[What you need to do] Locate every line in the material below that has the word "stars". Copy each of those lines.

====================

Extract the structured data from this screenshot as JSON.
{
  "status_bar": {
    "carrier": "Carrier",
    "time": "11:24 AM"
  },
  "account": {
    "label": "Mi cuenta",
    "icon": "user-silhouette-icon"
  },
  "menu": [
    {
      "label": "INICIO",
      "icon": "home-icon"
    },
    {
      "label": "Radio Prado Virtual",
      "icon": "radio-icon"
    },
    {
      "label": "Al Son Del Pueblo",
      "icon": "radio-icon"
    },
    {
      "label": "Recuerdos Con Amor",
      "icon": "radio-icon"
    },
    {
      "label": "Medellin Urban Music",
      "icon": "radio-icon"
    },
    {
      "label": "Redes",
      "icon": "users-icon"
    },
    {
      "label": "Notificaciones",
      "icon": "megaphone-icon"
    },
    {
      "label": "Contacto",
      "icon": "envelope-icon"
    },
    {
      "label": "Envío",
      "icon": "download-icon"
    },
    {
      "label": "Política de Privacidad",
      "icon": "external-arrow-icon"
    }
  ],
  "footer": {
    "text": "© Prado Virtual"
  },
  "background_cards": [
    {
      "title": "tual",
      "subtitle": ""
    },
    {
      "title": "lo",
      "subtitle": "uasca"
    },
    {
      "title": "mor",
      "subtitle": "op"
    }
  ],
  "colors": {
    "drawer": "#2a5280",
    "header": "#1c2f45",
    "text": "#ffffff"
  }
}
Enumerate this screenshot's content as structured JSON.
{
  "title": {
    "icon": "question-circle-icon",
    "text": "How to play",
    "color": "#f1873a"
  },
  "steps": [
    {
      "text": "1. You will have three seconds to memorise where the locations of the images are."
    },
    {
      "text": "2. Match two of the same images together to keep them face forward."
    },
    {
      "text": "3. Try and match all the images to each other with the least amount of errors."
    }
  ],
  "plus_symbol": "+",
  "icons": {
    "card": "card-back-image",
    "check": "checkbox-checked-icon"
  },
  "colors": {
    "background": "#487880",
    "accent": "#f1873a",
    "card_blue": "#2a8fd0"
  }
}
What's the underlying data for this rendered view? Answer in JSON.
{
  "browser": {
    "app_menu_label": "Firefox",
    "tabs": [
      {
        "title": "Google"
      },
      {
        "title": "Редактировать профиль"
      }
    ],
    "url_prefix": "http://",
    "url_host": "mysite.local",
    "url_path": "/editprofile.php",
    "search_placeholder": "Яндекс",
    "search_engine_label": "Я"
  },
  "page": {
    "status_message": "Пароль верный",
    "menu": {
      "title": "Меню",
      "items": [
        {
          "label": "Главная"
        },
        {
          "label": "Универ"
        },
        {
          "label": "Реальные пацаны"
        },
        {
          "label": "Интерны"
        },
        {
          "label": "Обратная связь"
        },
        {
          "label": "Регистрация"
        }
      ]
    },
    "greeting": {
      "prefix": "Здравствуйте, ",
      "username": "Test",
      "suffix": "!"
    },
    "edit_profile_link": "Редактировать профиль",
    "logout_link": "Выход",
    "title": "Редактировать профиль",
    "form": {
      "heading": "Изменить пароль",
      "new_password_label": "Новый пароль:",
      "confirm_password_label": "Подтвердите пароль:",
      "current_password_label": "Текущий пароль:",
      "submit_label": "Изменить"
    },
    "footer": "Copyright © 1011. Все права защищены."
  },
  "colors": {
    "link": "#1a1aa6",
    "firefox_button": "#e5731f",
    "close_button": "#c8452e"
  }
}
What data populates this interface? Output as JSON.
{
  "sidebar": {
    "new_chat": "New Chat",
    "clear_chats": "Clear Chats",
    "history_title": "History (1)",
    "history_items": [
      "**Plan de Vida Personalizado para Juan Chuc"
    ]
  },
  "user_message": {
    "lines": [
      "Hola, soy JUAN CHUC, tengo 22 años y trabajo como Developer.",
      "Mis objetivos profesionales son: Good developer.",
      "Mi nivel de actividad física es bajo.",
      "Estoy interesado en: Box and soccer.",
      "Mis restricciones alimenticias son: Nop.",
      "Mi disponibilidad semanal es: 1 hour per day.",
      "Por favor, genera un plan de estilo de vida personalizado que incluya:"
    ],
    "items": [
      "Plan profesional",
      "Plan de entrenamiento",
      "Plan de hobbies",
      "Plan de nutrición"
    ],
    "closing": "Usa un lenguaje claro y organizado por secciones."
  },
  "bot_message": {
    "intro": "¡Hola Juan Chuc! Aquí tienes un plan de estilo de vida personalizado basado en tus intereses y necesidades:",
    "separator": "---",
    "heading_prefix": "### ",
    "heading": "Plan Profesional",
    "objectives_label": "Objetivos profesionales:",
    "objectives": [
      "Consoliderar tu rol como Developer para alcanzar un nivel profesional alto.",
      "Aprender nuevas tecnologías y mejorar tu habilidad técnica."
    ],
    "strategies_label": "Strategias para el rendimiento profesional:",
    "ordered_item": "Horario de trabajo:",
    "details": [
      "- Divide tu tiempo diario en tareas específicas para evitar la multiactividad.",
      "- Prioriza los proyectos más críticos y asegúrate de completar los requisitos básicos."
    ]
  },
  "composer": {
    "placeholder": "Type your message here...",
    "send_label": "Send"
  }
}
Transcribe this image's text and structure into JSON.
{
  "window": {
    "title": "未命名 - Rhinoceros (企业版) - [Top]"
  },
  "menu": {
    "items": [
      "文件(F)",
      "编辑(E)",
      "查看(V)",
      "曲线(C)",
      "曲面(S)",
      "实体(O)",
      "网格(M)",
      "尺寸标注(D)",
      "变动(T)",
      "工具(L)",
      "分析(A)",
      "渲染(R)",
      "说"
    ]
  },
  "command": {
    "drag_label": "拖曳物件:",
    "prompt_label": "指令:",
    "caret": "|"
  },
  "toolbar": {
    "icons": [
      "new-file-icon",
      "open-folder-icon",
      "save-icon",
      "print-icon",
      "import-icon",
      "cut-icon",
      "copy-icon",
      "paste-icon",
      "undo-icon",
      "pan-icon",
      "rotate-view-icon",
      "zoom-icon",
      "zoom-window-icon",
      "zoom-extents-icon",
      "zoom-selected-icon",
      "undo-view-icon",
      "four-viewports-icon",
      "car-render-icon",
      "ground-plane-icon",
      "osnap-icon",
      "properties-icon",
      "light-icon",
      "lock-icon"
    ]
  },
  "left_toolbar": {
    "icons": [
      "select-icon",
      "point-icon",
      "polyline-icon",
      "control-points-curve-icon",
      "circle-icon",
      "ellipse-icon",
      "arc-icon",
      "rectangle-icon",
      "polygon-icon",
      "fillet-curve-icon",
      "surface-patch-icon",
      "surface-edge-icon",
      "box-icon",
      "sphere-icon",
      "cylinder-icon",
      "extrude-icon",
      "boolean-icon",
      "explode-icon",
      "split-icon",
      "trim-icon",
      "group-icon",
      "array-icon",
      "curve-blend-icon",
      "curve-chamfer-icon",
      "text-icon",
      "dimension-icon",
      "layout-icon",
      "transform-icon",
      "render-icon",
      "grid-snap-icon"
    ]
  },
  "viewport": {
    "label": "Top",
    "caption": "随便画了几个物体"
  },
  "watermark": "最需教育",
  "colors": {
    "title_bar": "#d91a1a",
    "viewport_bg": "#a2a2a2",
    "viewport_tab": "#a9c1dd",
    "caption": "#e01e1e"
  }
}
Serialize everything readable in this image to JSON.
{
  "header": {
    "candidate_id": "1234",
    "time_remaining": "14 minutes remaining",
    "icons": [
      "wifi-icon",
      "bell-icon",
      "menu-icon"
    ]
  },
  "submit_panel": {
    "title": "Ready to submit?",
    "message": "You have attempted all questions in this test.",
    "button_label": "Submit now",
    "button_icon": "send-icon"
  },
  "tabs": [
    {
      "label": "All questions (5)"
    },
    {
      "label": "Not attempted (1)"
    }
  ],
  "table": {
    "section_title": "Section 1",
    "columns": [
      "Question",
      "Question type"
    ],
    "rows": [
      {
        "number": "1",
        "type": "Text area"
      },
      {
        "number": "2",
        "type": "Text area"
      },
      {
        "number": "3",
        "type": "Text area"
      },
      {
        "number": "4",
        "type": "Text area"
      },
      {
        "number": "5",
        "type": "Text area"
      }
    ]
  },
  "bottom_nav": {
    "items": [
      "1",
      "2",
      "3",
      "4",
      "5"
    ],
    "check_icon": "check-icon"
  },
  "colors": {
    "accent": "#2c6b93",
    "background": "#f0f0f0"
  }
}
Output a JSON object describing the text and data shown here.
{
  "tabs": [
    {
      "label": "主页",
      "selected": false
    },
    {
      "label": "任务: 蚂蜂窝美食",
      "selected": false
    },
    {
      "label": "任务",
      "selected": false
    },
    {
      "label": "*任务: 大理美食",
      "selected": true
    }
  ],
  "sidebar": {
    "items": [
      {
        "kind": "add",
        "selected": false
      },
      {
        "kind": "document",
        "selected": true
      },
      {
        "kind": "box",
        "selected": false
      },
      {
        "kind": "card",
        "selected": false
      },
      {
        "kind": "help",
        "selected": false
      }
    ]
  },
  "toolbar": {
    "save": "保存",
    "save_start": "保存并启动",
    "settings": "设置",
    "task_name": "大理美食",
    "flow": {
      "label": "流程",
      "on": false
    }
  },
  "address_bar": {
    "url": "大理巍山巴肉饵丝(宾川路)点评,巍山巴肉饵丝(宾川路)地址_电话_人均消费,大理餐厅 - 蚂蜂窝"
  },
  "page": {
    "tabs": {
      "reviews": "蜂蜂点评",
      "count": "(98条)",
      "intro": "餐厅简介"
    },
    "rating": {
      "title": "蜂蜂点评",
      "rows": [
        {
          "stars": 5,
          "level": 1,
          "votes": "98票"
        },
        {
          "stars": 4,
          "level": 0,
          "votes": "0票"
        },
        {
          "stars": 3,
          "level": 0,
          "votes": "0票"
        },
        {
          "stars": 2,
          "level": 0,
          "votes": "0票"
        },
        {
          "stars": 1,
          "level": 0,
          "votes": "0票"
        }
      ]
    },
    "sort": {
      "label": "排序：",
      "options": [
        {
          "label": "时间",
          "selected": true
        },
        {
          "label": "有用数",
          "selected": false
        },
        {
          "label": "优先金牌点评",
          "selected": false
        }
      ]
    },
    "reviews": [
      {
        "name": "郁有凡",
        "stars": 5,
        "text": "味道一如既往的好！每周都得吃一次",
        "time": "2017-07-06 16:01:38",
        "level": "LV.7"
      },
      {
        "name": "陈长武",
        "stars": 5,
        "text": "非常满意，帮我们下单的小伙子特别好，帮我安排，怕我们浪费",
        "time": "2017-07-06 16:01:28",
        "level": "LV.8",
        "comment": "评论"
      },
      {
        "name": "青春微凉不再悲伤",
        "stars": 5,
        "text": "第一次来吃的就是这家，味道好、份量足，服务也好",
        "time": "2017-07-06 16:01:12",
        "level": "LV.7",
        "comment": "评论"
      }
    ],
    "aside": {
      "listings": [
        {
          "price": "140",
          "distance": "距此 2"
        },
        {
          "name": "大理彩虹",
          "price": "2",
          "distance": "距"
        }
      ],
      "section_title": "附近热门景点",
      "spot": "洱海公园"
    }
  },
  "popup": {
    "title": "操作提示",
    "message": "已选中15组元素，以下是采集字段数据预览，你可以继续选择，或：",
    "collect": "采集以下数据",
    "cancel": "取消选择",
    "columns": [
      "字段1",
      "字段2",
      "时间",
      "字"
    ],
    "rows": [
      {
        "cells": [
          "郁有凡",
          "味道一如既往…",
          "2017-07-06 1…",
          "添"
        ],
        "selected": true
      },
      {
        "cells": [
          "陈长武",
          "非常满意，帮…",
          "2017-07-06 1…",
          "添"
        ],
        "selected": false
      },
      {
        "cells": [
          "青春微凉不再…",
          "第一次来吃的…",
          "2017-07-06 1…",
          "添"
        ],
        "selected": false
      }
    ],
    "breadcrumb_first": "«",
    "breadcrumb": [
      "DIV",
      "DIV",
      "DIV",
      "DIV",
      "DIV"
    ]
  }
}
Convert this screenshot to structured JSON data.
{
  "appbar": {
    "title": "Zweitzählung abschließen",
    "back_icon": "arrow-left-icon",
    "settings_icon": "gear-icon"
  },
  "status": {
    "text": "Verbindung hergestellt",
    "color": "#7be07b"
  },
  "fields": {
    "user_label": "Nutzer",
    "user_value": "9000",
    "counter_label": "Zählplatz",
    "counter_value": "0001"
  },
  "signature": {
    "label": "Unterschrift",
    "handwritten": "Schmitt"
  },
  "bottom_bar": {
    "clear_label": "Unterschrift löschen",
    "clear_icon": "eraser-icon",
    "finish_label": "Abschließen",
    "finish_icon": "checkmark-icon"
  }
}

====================

[Task output]
          "stars": 5,
          "stars": 4,
          "stars": 3,
          "stars": 2,
          "stars": 1,
        "stars": 5,
        "stars": 5,
        "stars": 5,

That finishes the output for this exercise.